Fidelity conducted an internal study and found that individual investors who did the best were the ones who forgot they had an account. (Business Insider)
There are many possible explanations, but the simplest is usually the most correct: these investors did well because, unbeknown to them, they allowed their money to compound over the years.
It’s about time in the markets, rather than timing the markets
We have written about this extensively in the past: rather than trying to time the market we should be focused on sticking to our investment goals and always being invested in the market.
We are our own worst enemy and in today’s hyper-connected world. We get global financial news in real-time and can trade with a few clicks. We often allow our own behavioural biases to get the best of us. Our emotions of greed and fear kick in at the worst time; we always end up buying into the frenzy right before a crash or selling right before the rebound when things look hopeless. By losing passwords and creating barriers to playing with our accounts, we negate our behavioural biases.
Even Warren Buffett said, “I never have an opinion about the market because it wouldn’t be any good...” If the world’s most successful investor can’t time the markets, can you?
Most importantly, start early.
The earlier you start investing, the more compounding you allow to happen. While a few percent over a few more year doesn’t seem like much, over a longer time period it adds up to be a mind boggling amount.
$100,000 invested for 40 years earning 7.5% compounds to over $1.8 million. Stretch that to a lifetime of 80 years and it compounds to a staggering $32.5 million.
And an even better way is to set up a regular investment plan and stick with it. Commit to faithfully invest every month, until you retire. After you retire, stay in the market, and commit to drawing a level of income from your money pot that will last you until death.
We know it sounds pretty boring.
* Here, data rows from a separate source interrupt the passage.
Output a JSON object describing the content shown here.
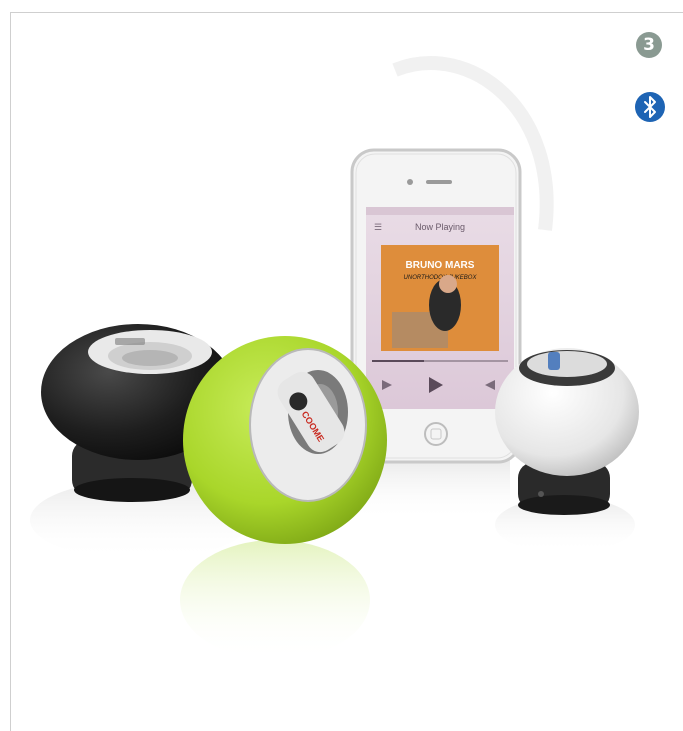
{
  "badge": {
    "number": "3",
    "icon": "bluetooth-icon",
    "color": "#1e64b4"
  },
  "phone": {
    "screen_title": "Now Playing",
    "album_artist": "BRUNO MARS",
    "album_title": "UNORTHODOX JUKEBOX"
  },
  "speakers": [
    {
      "color": "black"
    },
    {
      "color": "lime-green",
      "hex": "#a9d62a",
      "logo": "COOME"
    },
    {
      "color": "white"
    }
  ]
}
But life is not meant to be exciting because of the investing you need to do.
We think life is exciting because of our unique experiences and relationships, and that is where we should focus our attention.
So burn that password.